lost its $125-million Mars Climate Orbiter because spacecraft engineers failed to convert from Imperial to metric measurements when exchanging vital data before the craft was launched. Numbers are important!
When Michael Le Page
attempts to sort out the numbers in climate science (probably pay-walled) it’s not as straight forward as you might think. For starters we are given this image:
When ice melts, sea level rises – but how much, and how fast? Paul Nicklen/National Geographic Creative
Sorry, when floating ice melts the sea level
does not rise. The caption is misleading. Continue reading Climate change by the numbers
Climate stories continue to float across my viewing zone, especially lately in the
New Scientist, which for us is loo reading. NS articles are usually pay-walled, so I’ll try catch up a bit.
Massive icebergs are one sign that change is on the way NASA/ Brooke Medley
There are lots of tipping points in ecosystems and the climate, and many are interconnected.
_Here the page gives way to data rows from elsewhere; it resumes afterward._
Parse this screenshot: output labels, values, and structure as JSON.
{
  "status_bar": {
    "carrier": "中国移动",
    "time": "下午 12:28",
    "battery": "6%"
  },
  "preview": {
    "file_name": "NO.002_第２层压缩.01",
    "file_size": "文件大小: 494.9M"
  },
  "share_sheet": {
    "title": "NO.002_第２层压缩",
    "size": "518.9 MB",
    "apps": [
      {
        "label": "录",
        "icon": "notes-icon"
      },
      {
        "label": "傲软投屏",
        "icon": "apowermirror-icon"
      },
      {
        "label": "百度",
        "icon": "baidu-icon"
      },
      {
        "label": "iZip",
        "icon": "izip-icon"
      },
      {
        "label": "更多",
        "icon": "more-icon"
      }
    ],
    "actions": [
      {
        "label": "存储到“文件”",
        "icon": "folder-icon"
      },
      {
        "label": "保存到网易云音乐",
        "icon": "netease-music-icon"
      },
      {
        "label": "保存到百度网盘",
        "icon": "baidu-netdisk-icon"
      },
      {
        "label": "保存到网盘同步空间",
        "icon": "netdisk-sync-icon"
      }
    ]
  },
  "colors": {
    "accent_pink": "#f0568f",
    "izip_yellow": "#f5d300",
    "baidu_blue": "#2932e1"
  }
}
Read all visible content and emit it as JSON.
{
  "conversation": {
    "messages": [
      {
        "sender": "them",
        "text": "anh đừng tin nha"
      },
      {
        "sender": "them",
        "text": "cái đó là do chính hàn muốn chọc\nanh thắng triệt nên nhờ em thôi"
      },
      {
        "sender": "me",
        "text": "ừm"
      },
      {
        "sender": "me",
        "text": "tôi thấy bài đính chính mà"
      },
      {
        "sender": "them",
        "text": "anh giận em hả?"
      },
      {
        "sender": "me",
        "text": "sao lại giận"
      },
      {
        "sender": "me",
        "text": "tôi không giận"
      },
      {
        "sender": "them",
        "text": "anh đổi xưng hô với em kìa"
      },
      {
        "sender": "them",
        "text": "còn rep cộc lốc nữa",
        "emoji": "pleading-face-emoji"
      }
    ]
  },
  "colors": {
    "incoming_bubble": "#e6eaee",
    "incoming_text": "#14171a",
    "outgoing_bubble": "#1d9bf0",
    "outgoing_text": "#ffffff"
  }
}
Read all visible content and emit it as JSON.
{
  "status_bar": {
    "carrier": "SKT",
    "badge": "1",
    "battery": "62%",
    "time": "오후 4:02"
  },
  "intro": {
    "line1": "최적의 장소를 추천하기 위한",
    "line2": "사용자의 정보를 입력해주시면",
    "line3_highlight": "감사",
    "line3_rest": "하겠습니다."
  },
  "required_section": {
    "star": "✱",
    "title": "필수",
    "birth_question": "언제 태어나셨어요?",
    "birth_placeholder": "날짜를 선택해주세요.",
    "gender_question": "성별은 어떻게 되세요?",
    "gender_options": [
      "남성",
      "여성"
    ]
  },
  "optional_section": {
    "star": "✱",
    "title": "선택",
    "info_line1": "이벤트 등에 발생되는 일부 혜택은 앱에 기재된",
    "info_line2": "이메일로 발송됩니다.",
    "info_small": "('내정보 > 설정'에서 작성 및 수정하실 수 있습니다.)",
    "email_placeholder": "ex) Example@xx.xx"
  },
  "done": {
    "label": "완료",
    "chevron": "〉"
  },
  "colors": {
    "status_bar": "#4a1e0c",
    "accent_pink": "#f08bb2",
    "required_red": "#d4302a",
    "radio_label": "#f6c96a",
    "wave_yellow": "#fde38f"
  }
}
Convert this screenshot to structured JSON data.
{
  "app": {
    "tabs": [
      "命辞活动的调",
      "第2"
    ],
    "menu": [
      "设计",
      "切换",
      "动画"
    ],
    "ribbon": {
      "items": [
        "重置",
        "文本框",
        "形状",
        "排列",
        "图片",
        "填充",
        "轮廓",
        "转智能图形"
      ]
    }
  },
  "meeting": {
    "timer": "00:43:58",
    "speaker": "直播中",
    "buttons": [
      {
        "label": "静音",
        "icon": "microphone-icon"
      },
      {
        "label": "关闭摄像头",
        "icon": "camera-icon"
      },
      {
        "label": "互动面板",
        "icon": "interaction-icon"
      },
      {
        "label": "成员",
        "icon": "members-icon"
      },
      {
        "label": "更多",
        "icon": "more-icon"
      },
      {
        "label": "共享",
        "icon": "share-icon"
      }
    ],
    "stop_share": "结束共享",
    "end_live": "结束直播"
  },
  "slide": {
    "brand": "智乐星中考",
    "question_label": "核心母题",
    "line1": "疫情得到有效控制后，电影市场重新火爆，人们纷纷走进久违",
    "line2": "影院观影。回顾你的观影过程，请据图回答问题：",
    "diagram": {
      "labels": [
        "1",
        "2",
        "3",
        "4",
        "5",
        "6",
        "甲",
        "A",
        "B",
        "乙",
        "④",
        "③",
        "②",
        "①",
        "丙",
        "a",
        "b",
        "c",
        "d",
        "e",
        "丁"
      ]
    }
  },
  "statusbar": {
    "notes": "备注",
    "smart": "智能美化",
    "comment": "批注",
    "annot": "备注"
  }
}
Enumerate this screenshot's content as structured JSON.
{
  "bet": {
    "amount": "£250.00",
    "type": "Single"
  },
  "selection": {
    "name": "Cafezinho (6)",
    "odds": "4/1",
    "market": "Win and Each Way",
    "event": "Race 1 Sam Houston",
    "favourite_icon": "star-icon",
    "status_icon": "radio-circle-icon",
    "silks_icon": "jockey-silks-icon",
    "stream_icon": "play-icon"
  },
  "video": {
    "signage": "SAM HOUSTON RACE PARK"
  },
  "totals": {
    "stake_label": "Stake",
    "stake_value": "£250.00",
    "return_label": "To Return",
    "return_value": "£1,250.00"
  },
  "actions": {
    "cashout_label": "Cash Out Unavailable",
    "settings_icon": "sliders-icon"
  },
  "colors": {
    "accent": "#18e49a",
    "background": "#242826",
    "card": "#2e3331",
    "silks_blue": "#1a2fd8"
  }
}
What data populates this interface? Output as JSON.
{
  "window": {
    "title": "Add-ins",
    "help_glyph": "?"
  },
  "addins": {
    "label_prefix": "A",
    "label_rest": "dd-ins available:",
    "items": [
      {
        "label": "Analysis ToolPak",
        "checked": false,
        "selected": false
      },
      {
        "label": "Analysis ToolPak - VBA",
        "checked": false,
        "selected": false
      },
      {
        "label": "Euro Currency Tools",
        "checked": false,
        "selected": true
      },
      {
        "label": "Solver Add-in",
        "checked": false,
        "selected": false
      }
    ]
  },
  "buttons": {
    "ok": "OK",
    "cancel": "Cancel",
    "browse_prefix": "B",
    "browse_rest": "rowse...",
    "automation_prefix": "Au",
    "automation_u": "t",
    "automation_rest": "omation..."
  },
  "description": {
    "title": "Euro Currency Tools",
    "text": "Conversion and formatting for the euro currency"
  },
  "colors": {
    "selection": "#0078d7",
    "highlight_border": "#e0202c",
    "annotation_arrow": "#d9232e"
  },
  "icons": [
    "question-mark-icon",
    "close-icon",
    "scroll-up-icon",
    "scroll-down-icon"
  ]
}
That means the massive changes we are wreaking will have many unexpected consequences. Continue reading Climate clippings 229
As PM Scott Morrison reels from the latest crisis, and polls show that he’s in trouble, two big events signal the election race is up and running.
In brief, we had the
ALP National Conference, which ScoMo attempted to disrupt by announcing the next Governor General. Then the Mid-Year Economic and Fiscal Outlook 2018‑19 showed the economy producing unexpected riches. However, the media were diverted by NP member and Assistant Finance Minister Andrew Broad’s ‘Sugar Daddy’ scandal, which, according to the Betoota Advocate, his leader Michael McCormack explained was a private family matter and hence none of our business. Meanwhile two opinion polls came out, which were not to ScoMo’s liking. Continue reading Federal election campaigning has started
It was a strange decision to hold the
UNFCCC’s Conference of Parties (COP24) in Katowice, Poland, deep in Poland’s coal mining territory. The main purpose of the conference is to finalize the implementation guidelines of the Paris Agreement.
The conference also received the special report on achieving a 1.5°C global average temperature rise prepared on request by the IPCC. While I had some reservations about the whole exercise, the report
a strong wake up call on the need for more urgent cuts. Fossil fuels had to be wound back rapidly. This from Dr. Joeri Rogelj, of the International Institute for Applied Systems Analysis in Austria: